We, along with everyone who educates about bears and coexistence, repeat over and over that “Garbage Kills Bears.”  Our cautionary tales concern two of ABR’s yearling bears who would have died from the ingestion of garbage/trash before they were rescued and brought to ABR.  You may remember the story of Milo Bear (#236) who was admitted in late December, 2015.  He became lethargic and was not eating, so he returned to the UT College of Veterinary Medicine, where his tummy was shaved for an ultrasound and a day later his stomach was pumped.  It was learned that Milo had eaten trash that was causing a blockage and preventing him from eating and eliminating properly.

Here is a photo of Milo now, relaxing in a tree in Wild Enclosure #3.  He is doing well and eating all the food he wants and needs to make him a healthy yearling.  If not for the intervention, however, Milo would not have survived.


Milo is doing well.
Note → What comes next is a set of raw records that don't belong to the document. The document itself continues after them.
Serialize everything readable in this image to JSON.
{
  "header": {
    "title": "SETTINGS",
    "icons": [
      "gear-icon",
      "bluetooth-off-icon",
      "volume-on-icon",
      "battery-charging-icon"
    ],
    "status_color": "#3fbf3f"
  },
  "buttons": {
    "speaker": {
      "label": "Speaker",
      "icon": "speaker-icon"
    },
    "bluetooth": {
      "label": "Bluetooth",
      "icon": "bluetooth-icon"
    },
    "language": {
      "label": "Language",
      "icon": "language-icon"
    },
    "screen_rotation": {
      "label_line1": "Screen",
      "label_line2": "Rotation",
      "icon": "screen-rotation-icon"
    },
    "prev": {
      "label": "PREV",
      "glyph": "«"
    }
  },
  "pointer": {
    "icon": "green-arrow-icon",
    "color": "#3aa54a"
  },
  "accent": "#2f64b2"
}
His shaved tummy is growing fur again.

Cornelius Bear (#245) arrived at ABR a week ago and has been in an Acclimation Pen while he took his worm medicine.  There weren’t any danger signs as with Milo, and Cornelius seemed to be eating normally.  But suddenly overnight, he produced a very large quantity of scat.  And when the curator cleaned out the pen, he discovered that a balloon had been eliminated along with the scat!  It was clear that the balloon had been causing some blockage, and acting as a plug.  When the balloon was expelled, a great deal of scat came with it.  We are sure that Cornelius feels much better and will be able to eat, eliminate, and go about the business of being a yearling bear.

We don’t generally post photos of bears’ scat, but the curator took this one just before he cleaned out the pen, and we can see how backed up this little bear had been.


Cornelius Bear produced an unusually large amount of scat overnight.

We titled this post as cautionary tales, for good reason.  These two stories point out how very dangerous our trash is when ingested by bears and other wildlife.